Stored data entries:
^^^^^^^^^^^^^^^^

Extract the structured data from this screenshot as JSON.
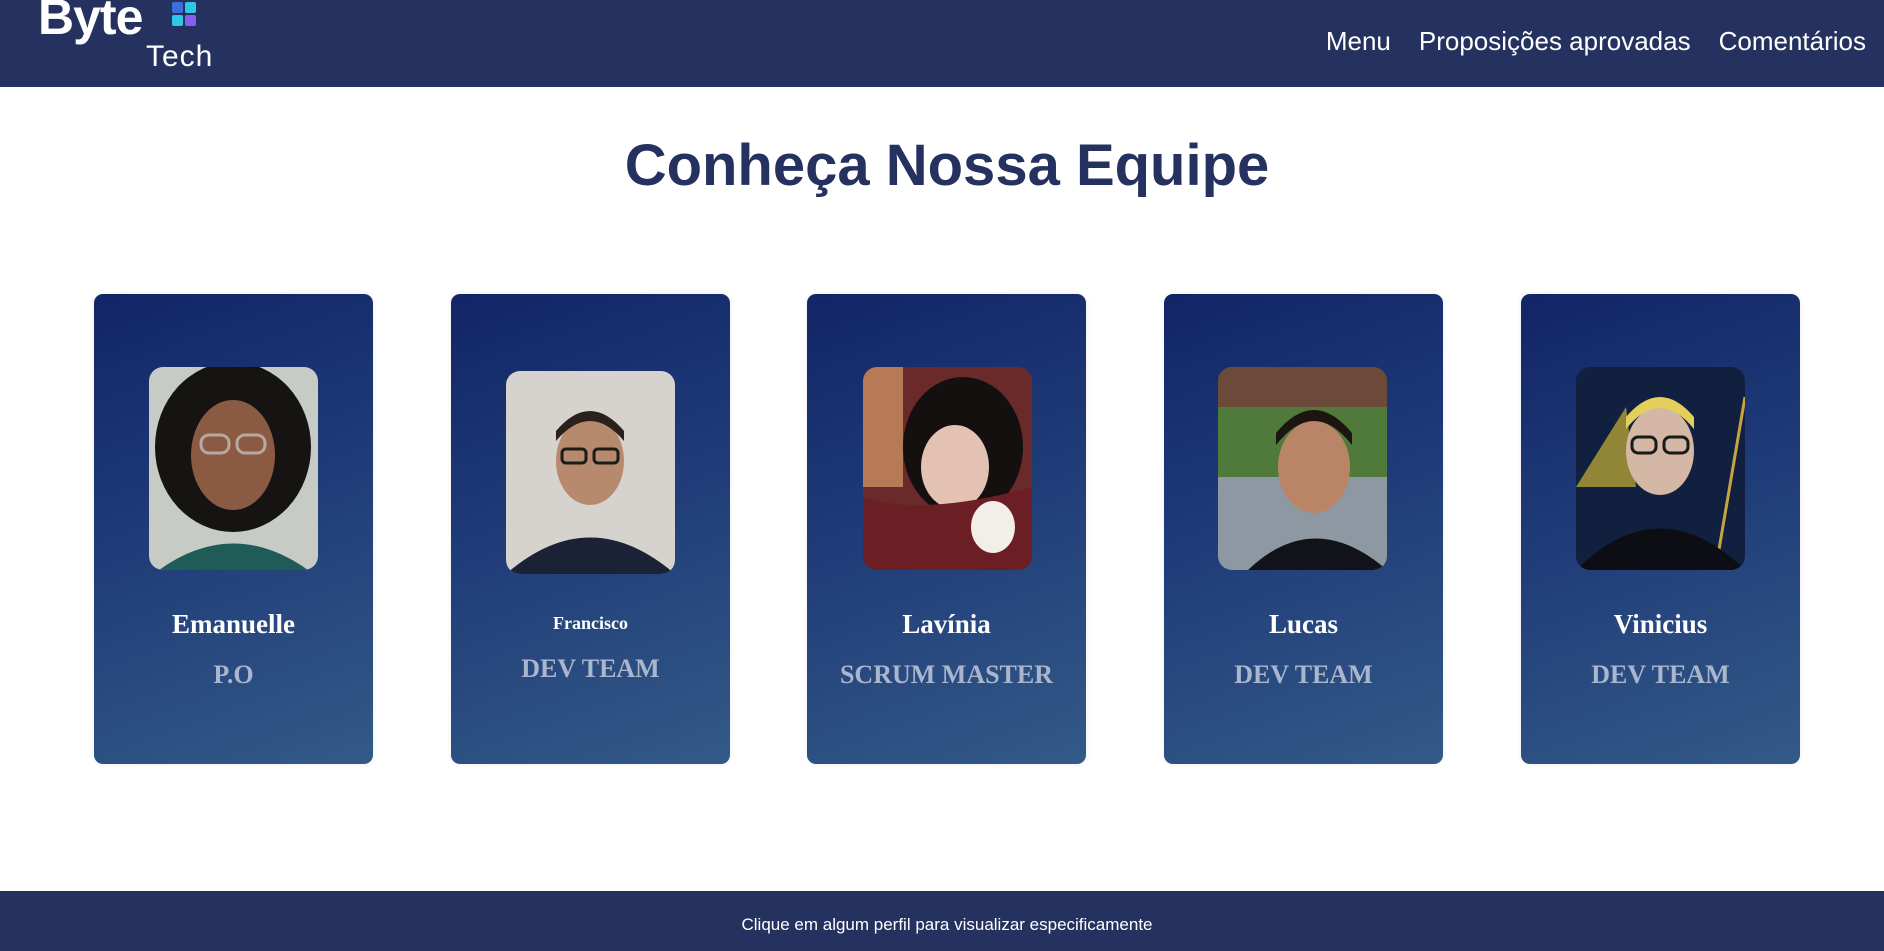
{
  "brand": {
    "logo_main": "Byte",
    "logo_sub": "Tech",
    "colors": {
      "cyan": "#2ec7e6",
      "blue": "#3b6fe0",
      "purple": "#8a5cf0"
    }
  },
  "nav": {
    "items": [
      {
        "label": "Menu"
      },
      {
        "label": "Proposições aprovadas"
      },
      {
        "label": "Comentários"
      }
    ]
  },
  "main": {
    "title": "Conheça Nossa Equipe",
    "team": [
      {
        "name": "Emanuelle",
        "role": "P.O",
        "photo": "profile-photo"
      },
      {
        "name": "Francisco",
        "role": "DEV TEAM",
        "photo": "profile-photo"
      },
      {
        "name": "Lavínia",
        "role": "SCRUM MASTER",
        "photo": "profile-photo"
      },
      {
        "name": "Lucas",
        "role": "DEV TEAM",
        "photo": "profile-photo"
      },
      {
        "name": "Vinicius",
        "role": "DEV TEAM",
        "photo": "profile-photo"
      }
    ]
  },
  "footer": {
    "text": "Clique em algum perfil para visualizar especificamente"
  },
  "theme": {
    "header_bg": "#25315e",
    "title_color": "#25315e",
    "card_gradient": [
      "#122566",
      "#335a87"
    ],
    "role_color": "#a9b6cd"
  }
}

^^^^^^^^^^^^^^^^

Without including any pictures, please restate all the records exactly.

Extract the structured data from this screenshot as JSON.
{
  "brand": {
    "logo_main": "Byte",
    "logo_sub": "Tech",
    "colors": {
      "cyan": "#2ec7e6",
      "blue": "#3b6fe0",
      "purple": "#8a5cf0"
    }
  },
  "nav": {
    "items": [
      {
        "label": "Menu"
      },
      {
        "label": "Proposições aprovadas"
      },
      {
        "label": "Comentários"
      }
    ]
  },
  "main": {
    "title": "Conheça Nossa Equipe",
    "team": [
      {
        "name": "Emanuelle",
        "role": "P.O",
        "photo": "profile-photo"
      },
      {
        "name": "Francisco",
        "role": "DEV TEAM",
        "photo": "profile-photo"
      },
      {
        "name": "Lavínia",
        "role": "SCRUM MASTER",
        "photo": "profile-photo"
      },
      {
        "name": "Lucas",
        "role": "DEV TEAM",
        "photo": "profile-photo"
      },
      {
        "name": "Vinicius",
        "role": "DEV TEAM",
        "photo": "profile-photo"
      }
    ]
  },
  "footer": {
    "text": "Clique em algum perfil para visualizar especificamente"
  },
  "theme": {
    "header_bg": "#25315e",
    "title_color": "#25315e",
    "card_gradient": [
      "#122566",
      "#335a87"
    ],
    "role_color": "#a9b6cd"
  }
}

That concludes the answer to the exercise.